So I’m a bit blocked right now. I know exactly where the data lives, but it’s clear that I need to reverse engineer some binary code. The big problem is that I have no idea how to disassemble Windows 3.1 binaries. These are NE-type executable files. Disassemblers abound for MZ files (MS-DOS executables) and PE files (executables for Windows 95 and beyond). NE files get no respect. It’s difficult (but not impossible) to even find data about the format anymore, and details are incomplete. It should be noted, however, the DOSBox-as-strace method described here lends insight into how Windows 3.1 processes NE-type EXEs. You can’t get any more authoritative than that.
So far, I have tried the freeware version of IDA Pro. Unfortunately, I haven’t been able to get the program to work on my Windows machine for a long time. Even if I could, I can’t find any evidence that it actually supports NE files (the free version specifically mentions MZ and PE, but does not mention NE or LE).
I found an old copy of Borland’s beloved Turbo Assembler and Debugger package. It has Turbo Debugger for Windows, both regular and 32-bit versions. Unfortunately, the normal version just hangs Windows 3.1 in DOSBox. The 32-bit Turbo Debugger loads just fine but can’t load the NE file.
I’ve also wondered if DOSBox contains any advanced features for trapping program execution and disassembling. I haven’t looked too deeply into this yet.
NE files seem to be the executable format that time forgot. I have a crazy brainstorm about repacking NE files as MZ executables so that they could be taken apart with an MZ disassembler.
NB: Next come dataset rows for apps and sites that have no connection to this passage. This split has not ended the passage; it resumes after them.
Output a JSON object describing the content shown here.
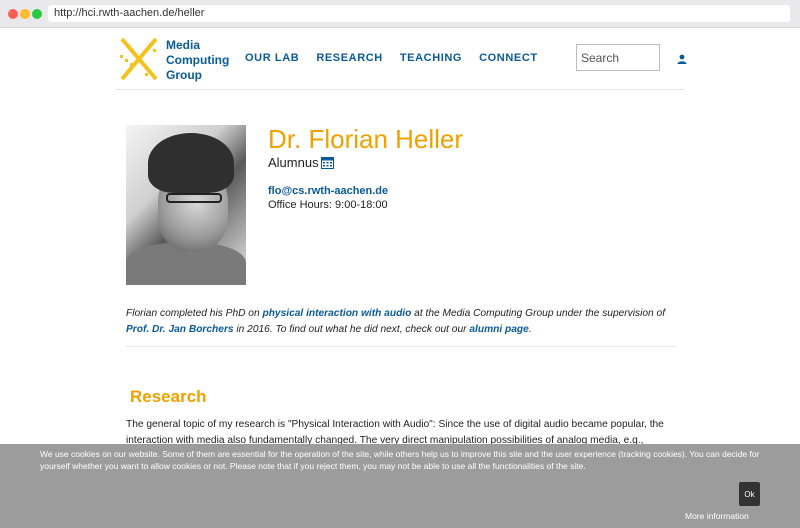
{
  "browser": {
    "url": "http://hci.rwth-aachen.de/heller"
  },
  "header": {
    "logo_lines": [
      "Media",
      "Computing",
      "Group"
    ],
    "nav": [
      "OUR LAB",
      "RESEARCH",
      "TEACHING",
      "CONNECT"
    ],
    "search_placeholder": "Search"
  },
  "profile": {
    "name": "Dr. Florian Heller",
    "role": "Alumnus",
    "email": "flo@cs.rwth-aachen.de",
    "office_hours": "Office Hours: 9:00-18:00"
  },
  "bio": {
    "part1": "Florian completed his PhD on ",
    "link1": "physical interaction with audio",
    "part2": " at the Media Computing Group under the supervision of ",
    "link2": "Prof. Dr. Jan Borchers",
    "part3": " in 2016. To find out what he did next, check out our ",
    "link3": "alumni page",
    "part4": "."
  },
  "research": {
    "title": "Research",
    "text": "The general topic of my research is \"Physical Interaction with Audio\": Since the use of digital audio became popular, the interaction with media also fundamentally changed. The very direct manipulation possibilities of analog media, e.g., cutting and"
  },
  "cookie": {
    "text": "We use cookies on our website. Some of them are essential for the operation of the site, while others help us to improve this site and the user experience (tracking cookies). You can decide for yourself whether you want to allow cookies or not. Please note that if you reject them, you may not be able to use all the functionalities of the site.",
    "ok_label": "Ok",
    "more_info_label": "More information"
  },
  "colors": {
    "accent": "#f0a100",
    "link": "#0a5a9a"
  }
}
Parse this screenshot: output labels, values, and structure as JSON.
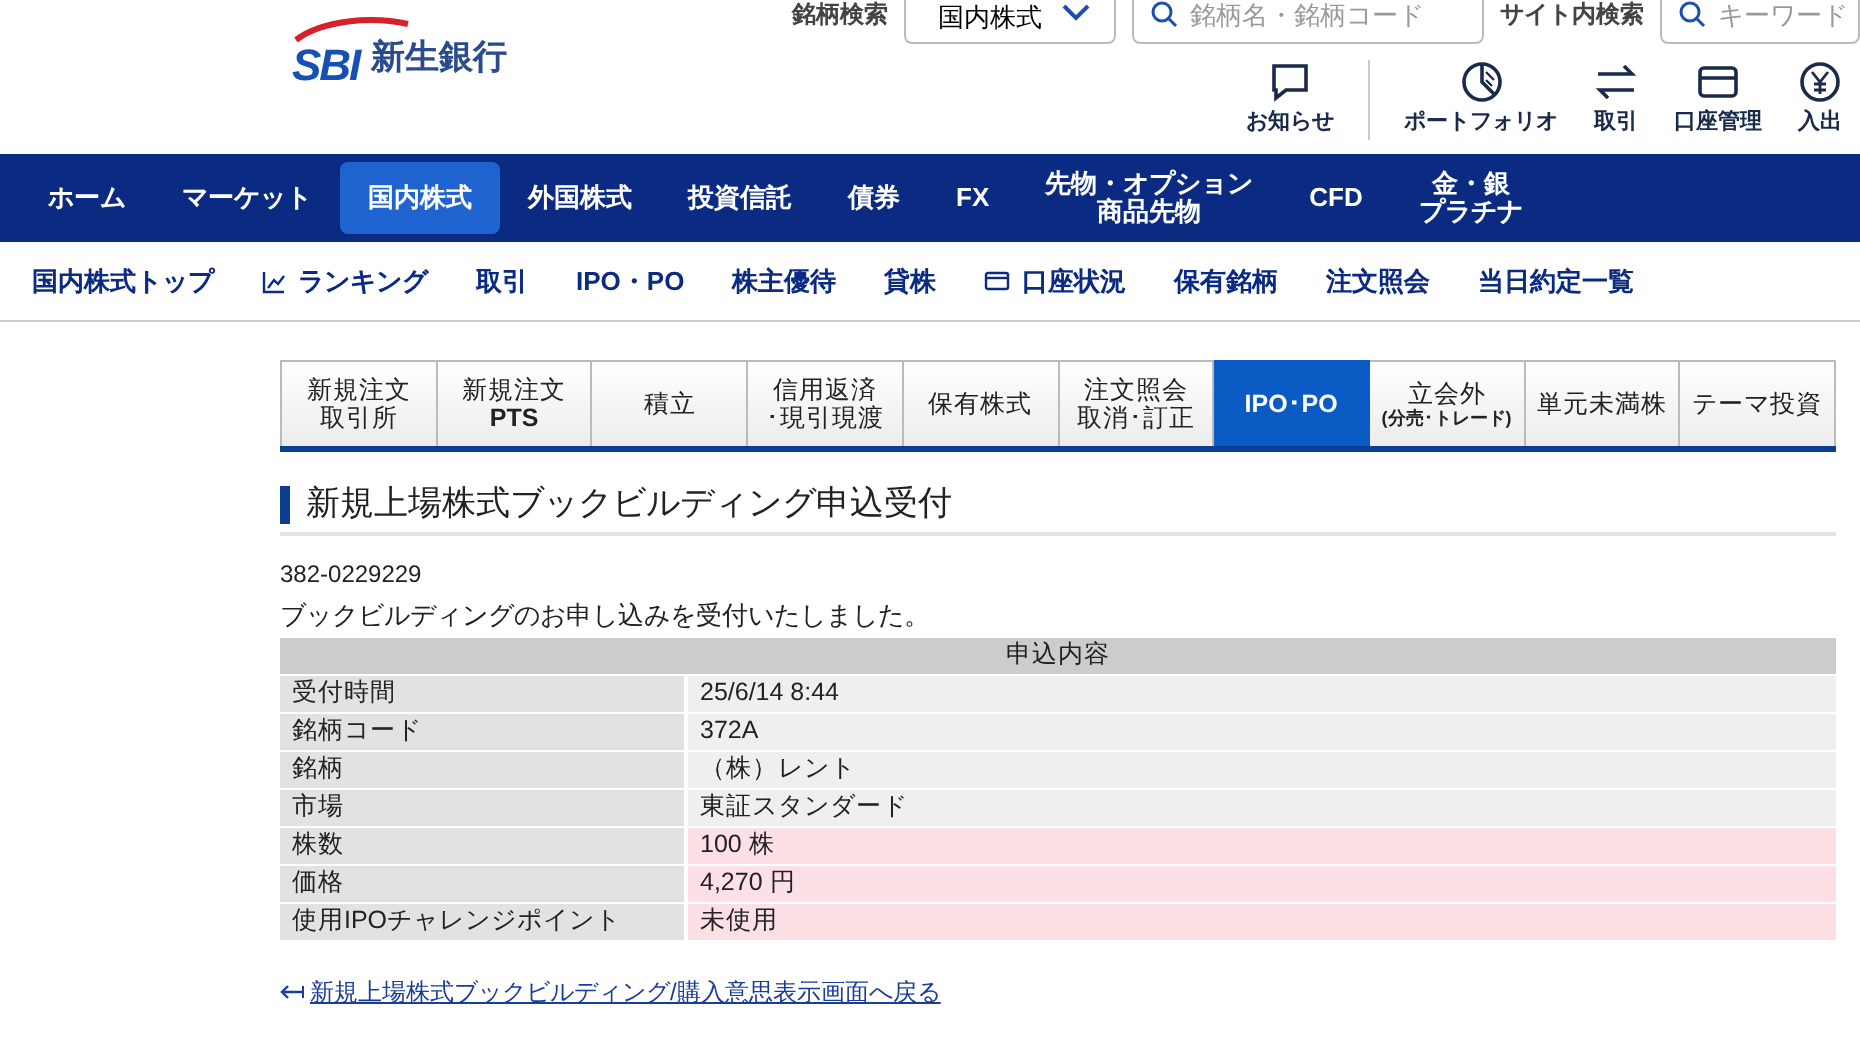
{
  "header": {
    "logo": {
      "brand": "SBI",
      "name": "新生銀行"
    },
    "search": {
      "label": "銘柄検索",
      "market": "国内株式",
      "placeholder": "銘柄名・銘柄コード"
    },
    "site_search": {
      "label": "サイト内検索",
      "placeholder": "キーワード"
    },
    "utilities": [
      {
        "kind": "chat",
        "label": "お知らせ"
      },
      {
        "kind": "pie",
        "label": "ポートフォリオ"
      },
      {
        "kind": "arrows",
        "label": "取引"
      },
      {
        "kind": "card",
        "label": "口座管理"
      },
      {
        "kind": "coin",
        "label": "入出"
      }
    ]
  },
  "main_nav": [
    {
      "label": "ホーム",
      "selected": false
    },
    {
      "label": "マーケット",
      "selected": false
    },
    {
      "label": "国内株式",
      "selected": true
    },
    {
      "label": "外国株式",
      "selected": false
    },
    {
      "label": "投資信託",
      "selected": false
    },
    {
      "label": "債券",
      "selected": false
    },
    {
      "label": "FX",
      "selected": false
    },
    {
      "lines": [
        "先物・オプション",
        "商品先物"
      ],
      "selected": false
    },
    {
      "label": "CFD",
      "selected": false
    },
    {
      "lines": [
        "金・銀",
        "プラチナ"
      ],
      "selected": false
    }
  ],
  "sub_nav": [
    {
      "label": "国内株式トップ"
    },
    {
      "label": "ランキング",
      "kind": "chart"
    },
    {
      "label": "取引"
    },
    {
      "label": "IPO・PO"
    },
    {
      "label": "株主優待"
    },
    {
      "label": "貸株"
    },
    {
      "label": "口座状況",
      "kind": "card"
    },
    {
      "label": "保有銘柄"
    },
    {
      "label": "注文照会"
    },
    {
      "label": "当日約定一覧"
    }
  ],
  "tabs": [
    {
      "lines": [
        "新規注文",
        "取引所"
      ],
      "kind": "standard",
      "selected": false
    },
    {
      "lines": [
        "新規注文",
        "PTS"
      ],
      "kind": "bold-sub",
      "selected": false
    },
    {
      "lines": [
        "積立"
      ],
      "kind": "standard",
      "selected": false
    },
    {
      "lines": [
        "信用返済",
        "･現引現渡"
      ],
      "kind": "standard",
      "selected": false
    },
    {
      "lines": [
        "保有株式"
      ],
      "kind": "standard",
      "selected": false
    },
    {
      "lines": [
        "注文照会",
        "取消･訂正"
      ],
      "kind": "standard",
      "selected": false
    },
    {
      "lines": [
        "IPO･PO"
      ],
      "kind": "bold",
      "selected": true
    },
    {
      "lines": [
        "立会外",
        "(分売･トレード)"
      ],
      "kind": "note-sub",
      "selected": false
    },
    {
      "lines": [
        "単元未満株"
      ],
      "kind": "standard",
      "selected": false
    },
    {
      "lines": [
        "テーマ投資"
      ],
      "kind": "standard",
      "selected": false
    }
  ],
  "page_title": "新規上場株式ブックビルディング申込受付",
  "receipt_number": "382-0229229",
  "message": "ブックビルディングのお申し込みを受付いたしました。",
  "table": {
    "caption": "申込内容",
    "rows": [
      {
        "label": "受付時間",
        "value": "25/6/14 8:44",
        "highlighted": false
      },
      {
        "label": "銘柄コード",
        "value": "372A",
        "highlighted": false
      },
      {
        "label": "銘柄",
        "value": "（株）レント",
        "highlighted": false
      },
      {
        "label": "市場",
        "value": "東証スタンダード",
        "highlighted": false
      },
      {
        "label": "株数",
        "value": "100 株",
        "highlighted": true
      },
      {
        "label": "価格",
        "value": "4,270 円",
        "highlighted": true
      },
      {
        "label": "使用IPOチャレンジポイント",
        "value": "未使用",
        "highlighted": true
      }
    ]
  },
  "back_link": "新規上場株式ブックビルディング/購入意思表示画面へ戻る"
}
But this will take some experimenting.
If anyone else has any ideas about ripping open these binaries, I would appreciate hearing them.
And I guess I shouldn’t be too surprised to learn that all the literature in this corpus is already freely available and easily downloadable anyway. But you shouldn’t be too surprised if that doesn’t discourage me from trying to crack the format that’s keeping this particular copy of the data locked up.